Follow in the footsteps of the Last Anglo-Saxon King of England, Harold Godwinson, as he fights to defend his fledgling kingdom. Visit the battlefields near York at Fulford and Stanford Bridge; before travelling south to Pevensey on the East Sussex coast where William Duke of Normandy came ashore. Explore the battlefield at Battle near Hastings where the fate of the English crown was to be decided.
Join one of our Expert guides on a tour of the 1066 Battlefields, follow the battles and see how they developed.
On 5th January 1066, King Edward the Confessor died following a coma without a bloodline heir. Before passing away, however, he briefly regained consciousness and placed his widow and the kingdom into Harold's "protection". When the Witenagemot, a meeting of the nobles of England, convened the next day they selected Harold as Edward's successor and he was crowned the following day. Harold Godwinson was not the only claimant to the English throne, his most notable rivals were Harold Hardrada, King of Norway, and William, Duke of Normandy. In response to Harold Godwinson's coronation his two main rivals began gethering their forces.
King Harold Godwinson perceiving the threat to be greatest from Normandy, assembled his troops on the Isle of Wight ready to face an invasion across the English Channel. William's fleet, however, remained in port for almost seven months and on 8th September 1066, with provisions running low, King Harold disbanded his army and returned to London. That very same day, Harold Hardrada joined Harold Godwinson's brother Tostig and invaded; landing with his fleet at the mouth of the River Tyne. Hardrada and Tostig defeated the English earls, Edwin of Mercia and Morcar of Northumbria, at the Battle of Fulford near York on 20th September 1066 and laid seige to the Northern city. York surrendered to their forces on 24th September and it was agreed that Hardrada and Tostig would meet with the represenatives at York at Stamford bridge the next day to decide the city's fate.

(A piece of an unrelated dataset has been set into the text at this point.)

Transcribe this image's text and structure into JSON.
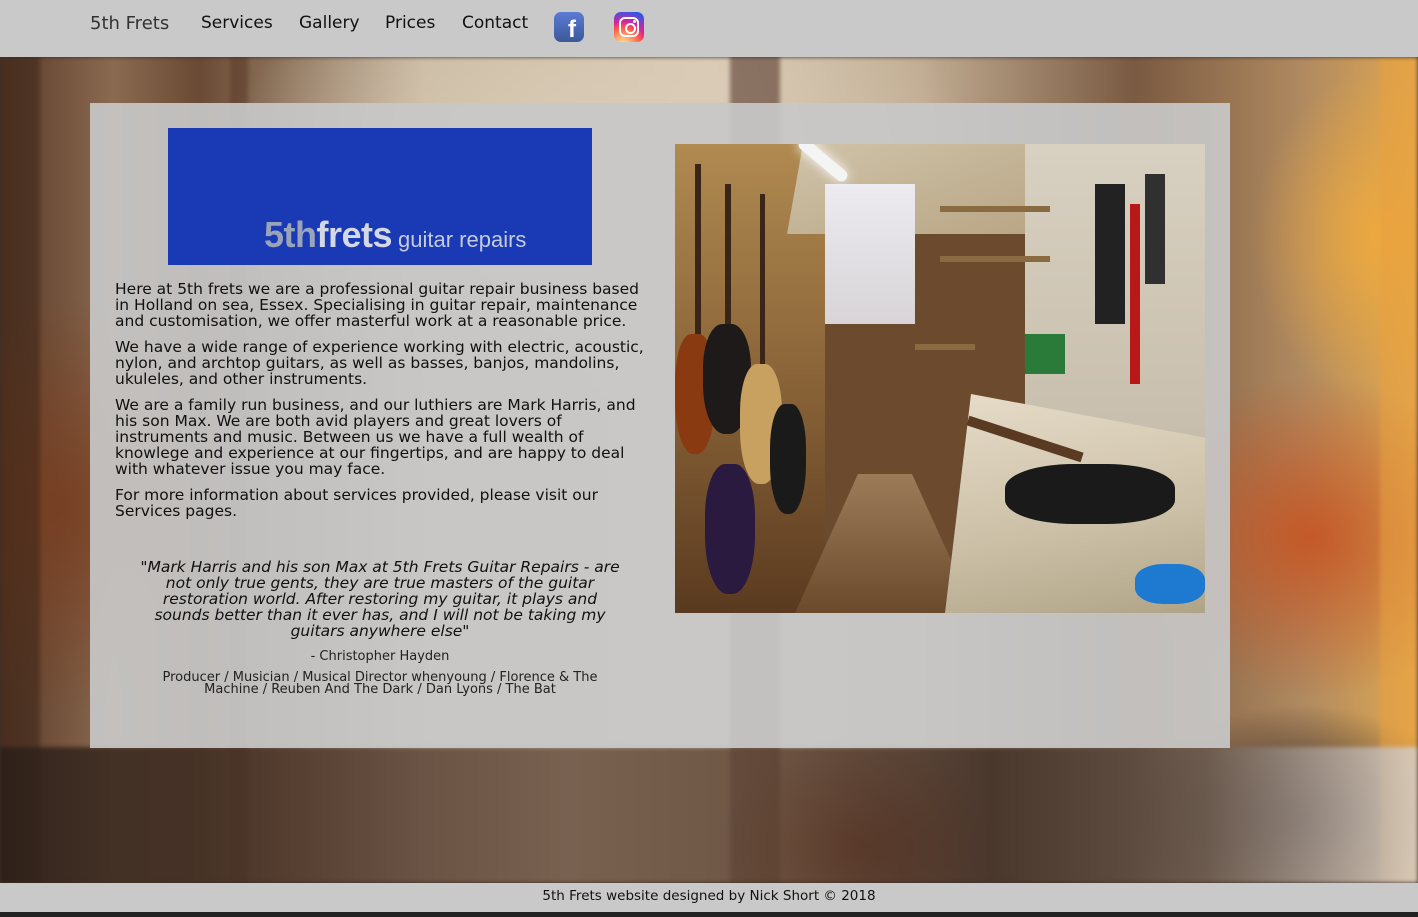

On 24th September 1066 King Harold, having led his army north on a forced march from London in just four days, arrived at Tadcaster, just seven miles from the anchored Norwegian fleet which was at Riccall. The next day he marched his army through York and out to the east of the city towards Stamford Bridge. Hardrada and Tostig, expecting to receive the citizens of York had left their base that morning clad only in light armour. As they waited they saw the glint of helmets approaching and soon realised that King Harold Godwinson with his heavily armoured host was descending upon them. Legend has it that the bridge at Stamford was held by a single Norseman giving time for Hardrada and Tostig to regroup their small force into a shield-wall formation. King Harold's Englishmen, however, crossed by a nearby ford and soon battle was joined. Hardrada's army was defeated; the King of Norway being struck in the throat by an arrow and killed early in the battle.
Whilst King Harold Godwinson wa occupied in the north, William's fleet had set sail from Dives-sur-Mer; several ships sank in storms and the fleet was forced to take shelter at Saint-Valery-sur-Somme to wait for a more favourable wind. On 27th September 1066 the Norman fleet finally set sail for England and landed the following day at Pevensey on the coast of East Sussex. King Harold's victory at Stamford Bridge was thus was short-lived and he had to turn his army around and march 241 miles (386 kilometres) to intercept William. Harold's army built an earthworks near Hastings barring William's direct route to London Harold had the advantage, all he had to do was wait for reinforcements to arrive and then push William back into the sea. William knew this and had to act, so he brought his forces closer to Harold's. The two armies clashed at Senlac Hill (near the present town of Battle) not far from Hastings on 14th October 1066, where after nine hours of hard fighting, Harold was killed and his forces routed.
Harold's forced march to fight Hardrada and Tostig at Stamford Bridge and then move at utmost speed south to meet the Norman invasion, all in less than three weeks, is widely seen as a primary factor in William's victory at Hastings. Indeed, William's victory was a tight run thing as he was close to defeat when Harold was killed in the Battle of Hastings.